Exercise objective: Retype the full set of records. Keep every character identical.

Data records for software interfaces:

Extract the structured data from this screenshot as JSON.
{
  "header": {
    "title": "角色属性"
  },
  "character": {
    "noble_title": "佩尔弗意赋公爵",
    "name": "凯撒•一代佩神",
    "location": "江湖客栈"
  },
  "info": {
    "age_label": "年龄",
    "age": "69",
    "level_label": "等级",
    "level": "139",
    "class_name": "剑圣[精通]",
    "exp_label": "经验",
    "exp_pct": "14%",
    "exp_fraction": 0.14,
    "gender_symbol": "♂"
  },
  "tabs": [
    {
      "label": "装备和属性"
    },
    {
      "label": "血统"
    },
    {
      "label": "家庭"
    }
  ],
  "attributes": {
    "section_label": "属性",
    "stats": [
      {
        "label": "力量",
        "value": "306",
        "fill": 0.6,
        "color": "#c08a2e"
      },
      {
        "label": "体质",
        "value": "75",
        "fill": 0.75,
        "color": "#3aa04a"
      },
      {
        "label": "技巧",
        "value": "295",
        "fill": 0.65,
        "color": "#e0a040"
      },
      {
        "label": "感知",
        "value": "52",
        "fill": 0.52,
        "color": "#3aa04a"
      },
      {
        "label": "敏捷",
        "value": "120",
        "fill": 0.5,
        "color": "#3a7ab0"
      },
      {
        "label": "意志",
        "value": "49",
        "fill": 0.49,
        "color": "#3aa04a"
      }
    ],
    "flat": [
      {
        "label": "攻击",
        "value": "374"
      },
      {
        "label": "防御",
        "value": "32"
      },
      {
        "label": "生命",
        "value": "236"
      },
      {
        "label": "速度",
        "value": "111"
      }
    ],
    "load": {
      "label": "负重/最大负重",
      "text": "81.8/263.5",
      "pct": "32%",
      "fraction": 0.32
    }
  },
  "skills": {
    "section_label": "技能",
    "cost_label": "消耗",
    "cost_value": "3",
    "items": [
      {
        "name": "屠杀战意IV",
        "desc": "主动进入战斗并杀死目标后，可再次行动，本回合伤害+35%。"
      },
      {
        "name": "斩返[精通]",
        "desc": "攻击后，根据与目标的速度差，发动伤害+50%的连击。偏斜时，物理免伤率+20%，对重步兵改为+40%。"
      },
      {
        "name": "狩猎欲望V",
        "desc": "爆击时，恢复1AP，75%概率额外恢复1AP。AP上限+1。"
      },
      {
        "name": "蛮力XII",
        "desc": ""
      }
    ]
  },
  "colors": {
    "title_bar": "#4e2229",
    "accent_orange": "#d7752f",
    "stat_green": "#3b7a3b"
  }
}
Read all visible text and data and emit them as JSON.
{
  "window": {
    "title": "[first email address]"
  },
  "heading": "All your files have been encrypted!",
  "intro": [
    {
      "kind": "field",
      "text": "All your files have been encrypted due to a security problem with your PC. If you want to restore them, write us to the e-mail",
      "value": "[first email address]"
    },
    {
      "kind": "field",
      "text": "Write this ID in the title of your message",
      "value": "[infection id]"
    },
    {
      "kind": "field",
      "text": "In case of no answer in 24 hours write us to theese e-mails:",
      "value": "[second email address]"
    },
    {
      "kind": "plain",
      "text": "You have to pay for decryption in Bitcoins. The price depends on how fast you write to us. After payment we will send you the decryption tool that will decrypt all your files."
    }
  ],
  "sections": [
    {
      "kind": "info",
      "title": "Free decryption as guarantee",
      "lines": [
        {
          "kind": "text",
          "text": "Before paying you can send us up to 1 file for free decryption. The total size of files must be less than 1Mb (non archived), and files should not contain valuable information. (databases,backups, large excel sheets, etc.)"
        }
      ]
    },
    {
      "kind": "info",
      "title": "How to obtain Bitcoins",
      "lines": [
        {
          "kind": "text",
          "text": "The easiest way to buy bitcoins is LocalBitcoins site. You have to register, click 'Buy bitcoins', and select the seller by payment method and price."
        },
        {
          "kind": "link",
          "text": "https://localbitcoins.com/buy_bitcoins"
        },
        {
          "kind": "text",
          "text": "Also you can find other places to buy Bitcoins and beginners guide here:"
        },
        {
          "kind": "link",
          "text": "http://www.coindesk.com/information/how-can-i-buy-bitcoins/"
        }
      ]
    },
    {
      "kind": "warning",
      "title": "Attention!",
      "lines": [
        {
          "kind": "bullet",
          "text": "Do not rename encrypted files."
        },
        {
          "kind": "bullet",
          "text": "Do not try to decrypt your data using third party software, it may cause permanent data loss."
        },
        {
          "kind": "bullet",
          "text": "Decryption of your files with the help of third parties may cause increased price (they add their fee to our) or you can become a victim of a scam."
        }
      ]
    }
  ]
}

Result for this exercise:
Extract the structured data from this screenshot as JSON.
{
  "header": {
    "title": "角色属性"
  },
  "character": {
    "noble_title": "佩尔弗意赋公爵",
    "name": "凯撒•一代佩神",
    "location": "江湖客栈"
  },
  "info": {
    "age_label": "年龄",
    "age": "69",
    "level_label": "等级",
    "level": "139",
    "class_name": "剑圣[精通]",
    "exp_label": "经验",
    "exp_pct": "14%",
    "exp_fraction": 0.14,
    "gender_symbol": "♂"
  },
  "tabs": [
    {
      "label": "装备和属性"
    },
    {
      "label": "血统"
    },
    {
      "label": "家庭"
    }
  ],
  "attributes": {
    "section_label": "属性",
    "stats": [
      {
        "label": "力量",
        "value": "306",
        "fill": 0.6,
        "color": "#c08a2e"
      },
      {
        "label": "体质",
        "value": "75",
        "fill": 0.75,
        "color": "#3aa04a"
      },
      {
        "label": "技巧",
        "value": "295",
        "fill": 0.65,
        "color": "#e0a040"
      },
      {
        "label": "感知",
        "value": "52",
        "fill": 0.52,
        "color": "#3aa04a"
      },
      {
        "label": "敏捷",
        "value": "120",
        "fill": 0.5,
        "color": "#3a7ab0"
      },
      {
        "label": "意志",
        "value": "49",
        "fill": 0.49,
        "color": "#3aa04a"
      }
    ],
    "flat": [
      {
        "label": "攻击",
        "value": "374"
      },
      {
        "label": "防御",
        "value": "32"
      },
      {
        "label": "生命",
        "value": "236"
      },
      {
        "label": "速度",
        "value": "111"
      }
    ],
    "load": {
      "label": "负重/最大负重",
      "text": "81.8/263.5",
      "pct": "32%",
      "fraction": 0.32
    }
  },
  "skills": {
    "section_label": "技能",
    "cost_label": "消耗",
    "cost_value": "3",
    "items": [
      {
        "name": "屠杀战意IV",
        "desc": "主动进入战斗并杀死目标后，可再次行动，本回合伤害+35%。"
      },
      {
        "name": "斩返[精通]",
        "desc": "攻击后，根据与目标的速度差，发动伤害+50%的连击。偏斜时，物理免伤率+20%，对重步兵改为+40%。"
      },
      {
        "name": "狩猎欲望V",
        "desc": "爆击时，恢复1AP，75%概率额外恢复1AP。AP上限+1。"
      },
      {
        "name": "蛮力XII",
        "desc": ""
      }
    ]
  },
  "colors": {
    "title_bar": "#4e2229",
    "accent_orange": "#d7752f",
    "stat_green": "#3b7a3b"
  }
}
Read all visible text and data and emit them as JSON.
{
  "window": {
    "title": "[first email address]"
  },
  "heading": "All your files have been encrypted!",
  "intro": [
    {
      "kind": "field",
      "text": "All your files have been encrypted due to a security problem with your PC. If you want to restore them, write us to the e-mail",
      "value": "[first email address]"
    },
    {
      "kind": "field",
      "text": "Write this ID in the title of your message",
      "value": "[infection id]"
    },
    {
      "kind": "field",
      "text": "In case of no answer in 24 hours write us to theese e-mails:",
      "value": "[second email address]"
    },
    {
      "kind": "plain",
      "text": "You have to pay for decryption in Bitcoins. The price depends on how fast you write to us. After payment we will send you the decryption tool that will decrypt all your files."
    }
  ],
  "sections": [
    {
      "kind": "info",
      "title": "Free decryption as guarantee",
      "lines": [
        {
          "kind": "text",
          "text": "Before paying you can send us up to 1 file for free decryption. The total size of files must be less than 1Mb (non archived), and files should not contain valuable information. (databases,backups, large excel sheets, etc.)"
        }
      ]
    },
    {
      "kind": "info",
      "title": "How to obtain Bitcoins",
      "lines": [
        {
          "kind": "text",
          "text": "The easiest way to buy bitcoins is LocalBitcoins site. You have to register, click 'Buy bitcoins', and select the seller by payment method and price."
        },
        {
          "kind": "link",
          "text": "https://localbitcoins.com/buy_bitcoins"
        },
        {
          "kind": "text",
          "text": "Also you can find other places to buy Bitcoins and beginners guide here:"
        },
        {
          "kind": "link",
          "text": "http://www.coindesk.com/information/how-can-i-buy-bitcoins/"
        }
      ]
    },
    {
      "kind": "warning",
      "title": "Attention!",
      "lines": [
        {
          "kind": "bullet",
          "text": "Do not rename encrypted files."
        },
        {
          "kind": "bullet",
          "text": "Do not try to decrypt your data using third party software, it may cause permanent data loss."
        },
        {
          "kind": "bullet",
          "text": "Decryption of your files with the help of third parties may cause increased price (they add their fee to our) or you can become a victim of a scam."
        }
      ]
    }
  ]
}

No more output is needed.